Records for this task START

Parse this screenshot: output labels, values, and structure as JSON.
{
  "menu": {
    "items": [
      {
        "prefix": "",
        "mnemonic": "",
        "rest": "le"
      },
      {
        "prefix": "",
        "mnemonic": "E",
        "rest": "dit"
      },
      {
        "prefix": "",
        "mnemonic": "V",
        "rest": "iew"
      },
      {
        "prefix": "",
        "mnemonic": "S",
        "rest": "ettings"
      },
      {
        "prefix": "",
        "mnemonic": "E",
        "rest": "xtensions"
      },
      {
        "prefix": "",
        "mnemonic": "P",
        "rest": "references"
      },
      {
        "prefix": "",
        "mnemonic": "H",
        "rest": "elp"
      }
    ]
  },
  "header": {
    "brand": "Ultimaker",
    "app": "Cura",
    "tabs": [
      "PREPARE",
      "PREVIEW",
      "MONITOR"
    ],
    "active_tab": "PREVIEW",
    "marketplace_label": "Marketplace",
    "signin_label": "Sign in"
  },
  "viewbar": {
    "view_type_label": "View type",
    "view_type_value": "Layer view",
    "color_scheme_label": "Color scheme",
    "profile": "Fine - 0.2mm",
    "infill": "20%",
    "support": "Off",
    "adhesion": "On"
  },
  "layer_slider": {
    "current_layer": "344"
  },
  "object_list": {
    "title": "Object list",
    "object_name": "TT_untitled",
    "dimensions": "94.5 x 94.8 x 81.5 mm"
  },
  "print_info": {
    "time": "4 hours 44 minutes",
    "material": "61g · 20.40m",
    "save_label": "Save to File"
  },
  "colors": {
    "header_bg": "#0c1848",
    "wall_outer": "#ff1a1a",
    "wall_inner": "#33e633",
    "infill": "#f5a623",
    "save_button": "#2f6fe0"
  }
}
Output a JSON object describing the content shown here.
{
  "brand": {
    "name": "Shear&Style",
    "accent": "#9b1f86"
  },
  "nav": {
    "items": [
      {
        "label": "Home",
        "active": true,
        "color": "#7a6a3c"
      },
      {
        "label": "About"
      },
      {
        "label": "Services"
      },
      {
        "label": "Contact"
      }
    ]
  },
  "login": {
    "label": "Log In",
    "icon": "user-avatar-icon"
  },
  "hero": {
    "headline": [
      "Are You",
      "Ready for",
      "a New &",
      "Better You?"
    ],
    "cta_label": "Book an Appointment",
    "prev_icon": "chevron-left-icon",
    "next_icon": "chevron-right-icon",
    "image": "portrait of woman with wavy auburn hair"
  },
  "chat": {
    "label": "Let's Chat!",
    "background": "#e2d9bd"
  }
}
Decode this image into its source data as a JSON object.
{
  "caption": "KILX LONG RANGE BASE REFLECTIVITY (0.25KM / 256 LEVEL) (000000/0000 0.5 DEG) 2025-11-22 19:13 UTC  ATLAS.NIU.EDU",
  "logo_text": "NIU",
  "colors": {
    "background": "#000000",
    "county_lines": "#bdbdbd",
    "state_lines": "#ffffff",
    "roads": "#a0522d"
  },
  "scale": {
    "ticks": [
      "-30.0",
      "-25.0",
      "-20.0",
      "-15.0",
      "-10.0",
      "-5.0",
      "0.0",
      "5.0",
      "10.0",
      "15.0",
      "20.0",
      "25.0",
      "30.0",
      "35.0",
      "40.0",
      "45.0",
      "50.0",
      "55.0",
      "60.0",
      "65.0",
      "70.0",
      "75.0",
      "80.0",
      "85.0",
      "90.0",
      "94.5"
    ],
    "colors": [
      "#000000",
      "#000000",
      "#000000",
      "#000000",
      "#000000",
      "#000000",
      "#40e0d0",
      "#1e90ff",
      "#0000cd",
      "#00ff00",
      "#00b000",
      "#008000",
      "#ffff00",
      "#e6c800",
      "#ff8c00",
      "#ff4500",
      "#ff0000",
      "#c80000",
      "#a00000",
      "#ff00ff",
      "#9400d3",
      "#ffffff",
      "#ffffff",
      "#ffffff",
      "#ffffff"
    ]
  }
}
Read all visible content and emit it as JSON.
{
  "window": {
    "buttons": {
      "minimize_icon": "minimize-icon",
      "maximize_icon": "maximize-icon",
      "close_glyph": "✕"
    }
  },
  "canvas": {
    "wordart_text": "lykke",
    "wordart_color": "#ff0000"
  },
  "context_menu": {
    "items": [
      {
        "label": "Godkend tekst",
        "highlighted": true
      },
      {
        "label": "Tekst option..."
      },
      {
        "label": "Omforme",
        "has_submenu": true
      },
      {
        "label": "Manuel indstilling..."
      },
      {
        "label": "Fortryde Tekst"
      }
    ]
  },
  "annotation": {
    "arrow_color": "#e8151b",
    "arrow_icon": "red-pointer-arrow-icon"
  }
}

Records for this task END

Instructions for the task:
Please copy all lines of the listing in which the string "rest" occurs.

Solution to this exercise:
        "rest": "le"
        "rest": "dit"
        "rest": "iew"
        "rest": "ettings"
        "rest": "xtensions"
        "rest": "references"
        "rest": "elp"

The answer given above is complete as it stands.